The Vatican tunic was a discovery from the necropolis of Akhmim in Upper Egypt, the Greek Panopolis, towards the end of the 19th century. It was on display in 1898 in the Exposition of Sacred Art in Turin by the Missionary Fathers of Upper Egypt who subsequently donated it, along with other wearable art hailing from the same place, to the Sacred Museum.
Along with other works in the Vatican Museums, it is also reconstructed from various pieces. It presents an amply large area to be patched, approximately rectangular in form in the upper area found by the neck between the shoulder areas, along with several other intermediate attempts that were performed in an effort to fix the garment. The sleeves appear separate from the rest of the tunic and then re-sewn.
The decorative motif consists of the following elements: two red and green clavi, or elongated embellishments, which descend down the shoulders and back, terminating at a small green leaf; two yellow circles with a red dot on top and below (front and back of garment); two green heart-shaped leaves on the shoulders and at knee-height (front and back); wide stripes on the sleeves in green, red, and white. The tunic played a leading role in Egypt Coptic clothing design for both men, women, and children alike, generally woven in linen (even if the tunics during the later period were also in wool). Men’s tunics generally arrived to the length of the knee, while women’s went all the way to the foot. This fabric garment was normally woven in one piece, wherein the weaving pattern began on the frame at the end of one sleeve, expanded at the body – with the foresight to leave an opening for the neck – and then narrowed again at the second sleeve. The tunics for children were characterized by very narrow sleeves, and were typically long-sleeved as opposed to short. They added significantly to the figurative design repertoire also because they were generally brightly colored or included animal figures. Decorations were incorporated into the design for the purposes of compliance with Roman style in antiquity. The shorter Coptic tunics were richly bedecked by adding flair along the neck and edges. They actually appear as inserts, or additions to the tunic, called orbiculi (circular or oval form) or tabulae (square), which were woven or applied at shoulder to knee height. Decorating the Coptic tunics, unique in its time of fabric production of the age, created a type of language, which expressed the social position of the outfitted person.
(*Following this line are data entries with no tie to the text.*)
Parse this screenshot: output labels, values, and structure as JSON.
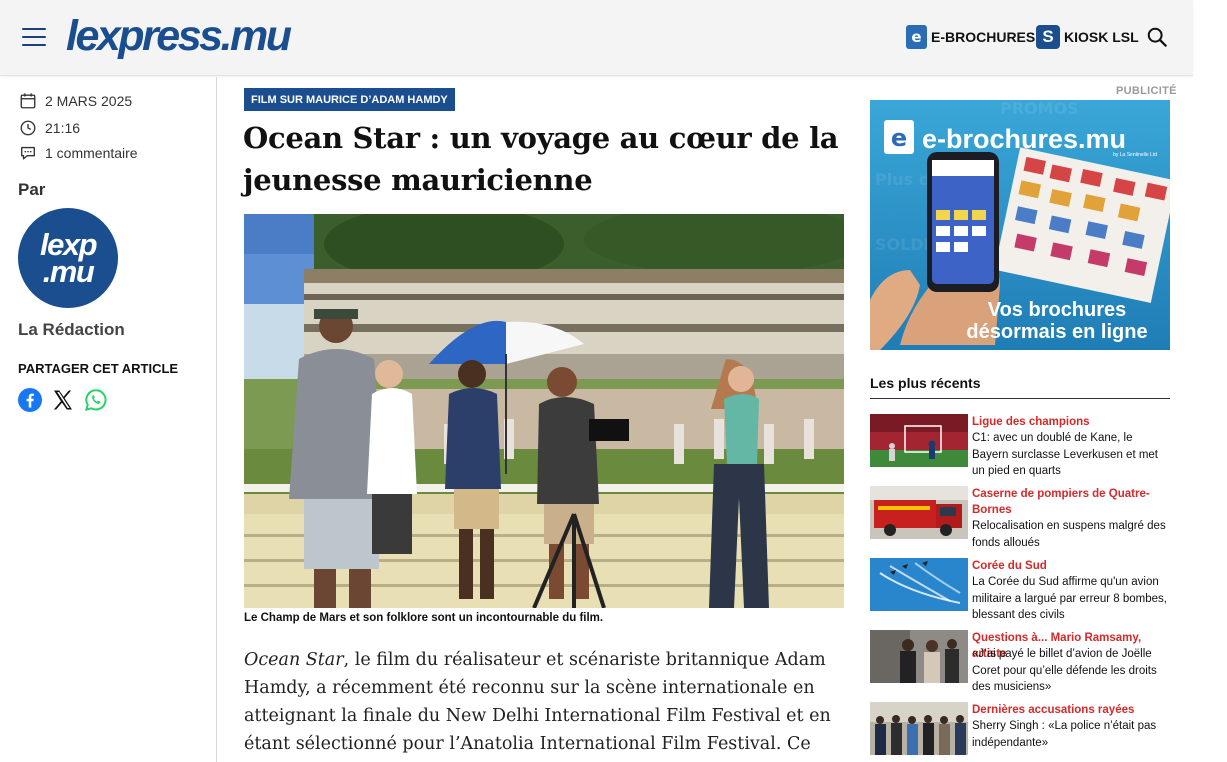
{
  "header": {
    "logo": "lexpress.mu",
    "ebrochures_label": "E-BROCHURES",
    "kiosk_label": "KIOSK LSL"
  },
  "meta": {
    "date": "2 MARS 2025",
    "time": "21:16",
    "comments": "1 commentaire",
    "by_label": "Par",
    "avatar_line1": "lexp",
    "avatar_line2": ".mu",
    "author": "La Rédaction",
    "share_title": "PARTAGER CET ARTICLE"
  },
  "article": {
    "kicker": "FILM SUR MAURICE D’ADAM HAMDY",
    "title": "Ocean Star : un voyage au cœur de la jeunesse mauricienne",
    "caption": "Le Champ de Mars et son folklore sont un incontournable du film.",
    "body_em": "Ocean Star",
    "body_rest": ", le film du réalisateur et scénariste britannique Adam Hamdy, a récemment été reconnu sur la scène internationale en atteignant la finale du New Delhi International Film Festival et en étant sélectionné pour l’Anatolia International Film Festival. Ce"
  },
  "ad": {
    "label": "PUBLICITÉ",
    "brand": "e-brochures.mu",
    "brand_sub": "by La Sentinelle Ltd",
    "tagline_1": "Vos brochures",
    "tagline_2": "désormais en ligne"
  },
  "recent": {
    "title": "Les plus récents",
    "items": [
      {
        "category": "Ligue des champions",
        "text": "C1: avec un doublé de Kane, le Bayern surclasse Leverkusen et met un pied en quarts"
      },
      {
        "category": "Caserne de pompiers de Quatre-Bornes",
        "text": "Relocalisation en suspens malgré des fonds alloués"
      },
      {
        "category": "Corée du Sud",
        "text": "La Corée du Sud affirme qu'un avion militaire a largué par erreur 8 bombes, blessant des civils"
      },
      {
        "category": "Questions à... Mario Ramsamy, artiste",
        "text": "«J’ai payé le billet d’avion de Joëlle Coret pour qu’elle défende les droits des musiciens»"
      },
      {
        "category": "Dernières accusations rayées",
        "text": "Sherry Singh : «La police n’était pas indépendante»"
      }
    ]
  },
  "colors": {
    "brand_blue": "#1a4e8f",
    "accent_red": "#d32a2a",
    "ad_blue": "#2f95c9"
  }
}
Along with geometric motifs (i.e. stars, interlocking hexagons, circles) and natural vegetation (i.e. flowers, lotus buds, leaves and intertwining branches, often symbolizing abundant fertility), there were also more traditional and ancient motifs. These included animal decorations (especially birds, leopards, lions, fish, and the human figure), often classically inspired. With the liberation of the Catholic religion, Coptic tunics began to be decorated also with Christian symbols including crosses, images of saints, and scenes from the Bible.